START DATA PROVIDED
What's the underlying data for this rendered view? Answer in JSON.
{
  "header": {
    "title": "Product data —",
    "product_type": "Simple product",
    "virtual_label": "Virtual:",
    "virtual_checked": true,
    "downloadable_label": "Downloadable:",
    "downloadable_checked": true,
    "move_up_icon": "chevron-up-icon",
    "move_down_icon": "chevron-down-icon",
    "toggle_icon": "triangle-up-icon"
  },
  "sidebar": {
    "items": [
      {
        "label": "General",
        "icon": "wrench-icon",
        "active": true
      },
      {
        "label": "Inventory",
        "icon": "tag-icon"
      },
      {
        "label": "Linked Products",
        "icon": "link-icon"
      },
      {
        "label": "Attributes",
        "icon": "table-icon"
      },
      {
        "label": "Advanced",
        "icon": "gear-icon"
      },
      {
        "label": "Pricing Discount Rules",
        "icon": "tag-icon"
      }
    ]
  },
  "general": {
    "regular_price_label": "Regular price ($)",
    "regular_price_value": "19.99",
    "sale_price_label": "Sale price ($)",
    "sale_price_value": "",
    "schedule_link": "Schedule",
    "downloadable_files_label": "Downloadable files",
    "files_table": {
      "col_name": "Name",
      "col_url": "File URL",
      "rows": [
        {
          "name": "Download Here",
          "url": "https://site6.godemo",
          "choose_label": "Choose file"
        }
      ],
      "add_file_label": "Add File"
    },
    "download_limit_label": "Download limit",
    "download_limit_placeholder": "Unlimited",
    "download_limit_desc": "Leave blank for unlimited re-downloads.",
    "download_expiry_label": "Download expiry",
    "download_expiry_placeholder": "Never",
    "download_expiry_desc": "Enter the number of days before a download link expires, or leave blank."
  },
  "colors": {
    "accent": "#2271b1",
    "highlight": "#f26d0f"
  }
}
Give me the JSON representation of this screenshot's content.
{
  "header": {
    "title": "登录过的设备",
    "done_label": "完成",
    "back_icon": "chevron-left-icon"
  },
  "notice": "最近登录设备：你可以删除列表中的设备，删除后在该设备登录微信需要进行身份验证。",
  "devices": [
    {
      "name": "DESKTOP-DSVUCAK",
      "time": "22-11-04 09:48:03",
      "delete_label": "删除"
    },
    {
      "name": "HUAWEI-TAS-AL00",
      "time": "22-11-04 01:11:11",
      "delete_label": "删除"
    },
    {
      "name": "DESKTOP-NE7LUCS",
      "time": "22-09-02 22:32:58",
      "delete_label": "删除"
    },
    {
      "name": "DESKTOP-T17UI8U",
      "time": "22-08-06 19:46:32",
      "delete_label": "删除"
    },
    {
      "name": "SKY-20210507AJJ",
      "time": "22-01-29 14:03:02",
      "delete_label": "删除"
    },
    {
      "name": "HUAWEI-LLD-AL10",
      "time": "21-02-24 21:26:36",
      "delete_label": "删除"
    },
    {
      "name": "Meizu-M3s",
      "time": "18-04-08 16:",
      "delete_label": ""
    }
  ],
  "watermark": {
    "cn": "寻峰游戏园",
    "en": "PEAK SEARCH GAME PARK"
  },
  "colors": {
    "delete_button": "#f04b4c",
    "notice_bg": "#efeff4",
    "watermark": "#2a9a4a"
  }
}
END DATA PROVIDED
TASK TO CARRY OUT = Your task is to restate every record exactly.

RESPONSE BELOW =
What's the underlying data for this rendered view? Answer in JSON.
{
  "header": {
    "title": "Product data —",
    "product_type": "Simple product",
    "virtual_label": "Virtual:",
    "virtual_checked": true,
    "downloadable_label": "Downloadable:",
    "downloadable_checked": true,
    "move_up_icon": "chevron-up-icon",
    "move_down_icon": "chevron-down-icon",
    "toggle_icon": "triangle-up-icon"
  },
  "sidebar": {
    "items": [
      {
        "label": "General",
        "icon": "wrench-icon",
        "active": true
      },
      {
        "label": "Inventory",
        "icon": "tag-icon"
      },
      {
        "label": "Linked Products",
        "icon": "link-icon"
      },
      {
        "label": "Attributes",
        "icon": "table-icon"
      },
      {
        "label": "Advanced",
        "icon": "gear-icon"
      },
      {
        "label": "Pricing Discount Rules",
        "icon": "tag-icon"
      }
    ]
  },
  "general": {
    "regular_price_label": "Regular price ($)",
    "regular_price_value": "19.99",
    "sale_price_label": "Sale price ($)",
    "sale_price_value": "",
    "schedule_link": "Schedule",
    "downloadable_files_label": "Downloadable files",
    "files_table": {
      "col_name": "Name",
      "col_url": "File URL",
      "rows": [
        {
          "name": "Download Here",
          "url": "https://site6.godemo",
          "choose_label": "Choose file"
        }
      ],
      "add_file_label": "Add File"
    },
    "download_limit_label": "Download limit",
    "download_limit_placeholder": "Unlimited",
    "download_limit_desc": "Leave blank for unlimited re-downloads.",
    "download_expiry_label": "Download expiry",
    "download_expiry_placeholder": "Never",
    "download_expiry_desc": "Enter the number of days before a download link expires, or leave blank."
  },
  "colors": {
    "accent": "#2271b1",
    "highlight": "#f26d0f"
  }
}
Give me the JSON representation of this screenshot's content.
{
  "header": {
    "title": "登录过的设备",
    "done_label": "完成",
    "back_icon": "chevron-left-icon"
  },
  "notice": "最近登录设备：你可以删除列表中的设备，删除后在该设备登录微信需要进行身份验证。",
  "devices": [
    {
      "name": "DESKTOP-DSVUCAK",
      "time": "22-11-04 09:48:03",
      "delete_label": "删除"
    },
    {
      "name": "HUAWEI-TAS-AL00",
      "time": "22-11-04 01:11:11",
      "delete_label": "删除"
    },
    {
      "name": "DESKTOP-NE7LUCS",
      "time": "22-09-02 22:32:58",
      "delete_label": "删除"
    },
    {
      "name": "DESKTOP-T17UI8U",
      "time": "22-08-06 19:46:32",
      "delete_label": "删除"
    },
    {
      "name": "SKY-20210507AJJ",
      "time": "22-01-29 14:03:02",
      "delete_label": "删除"
    },
    {
      "name": "HUAWEI-LLD-AL10",
      "time": "21-02-24 21:26:36",
      "delete_label": "删除"
    },
    {
      "name": "Meizu-M3s",
      "time": "18-04-08 16:",
      "delete_label": ""
    }
  ],
  "watermark": {
    "cn": "寻峰游戏园",
    "en": "PEAK SEARCH GAME PARK"
  },
  "colors": {
    "delete_button": "#f04b4c",
    "notice_bg": "#efeff4",
    "watermark": "#2a9a4a"
  }
}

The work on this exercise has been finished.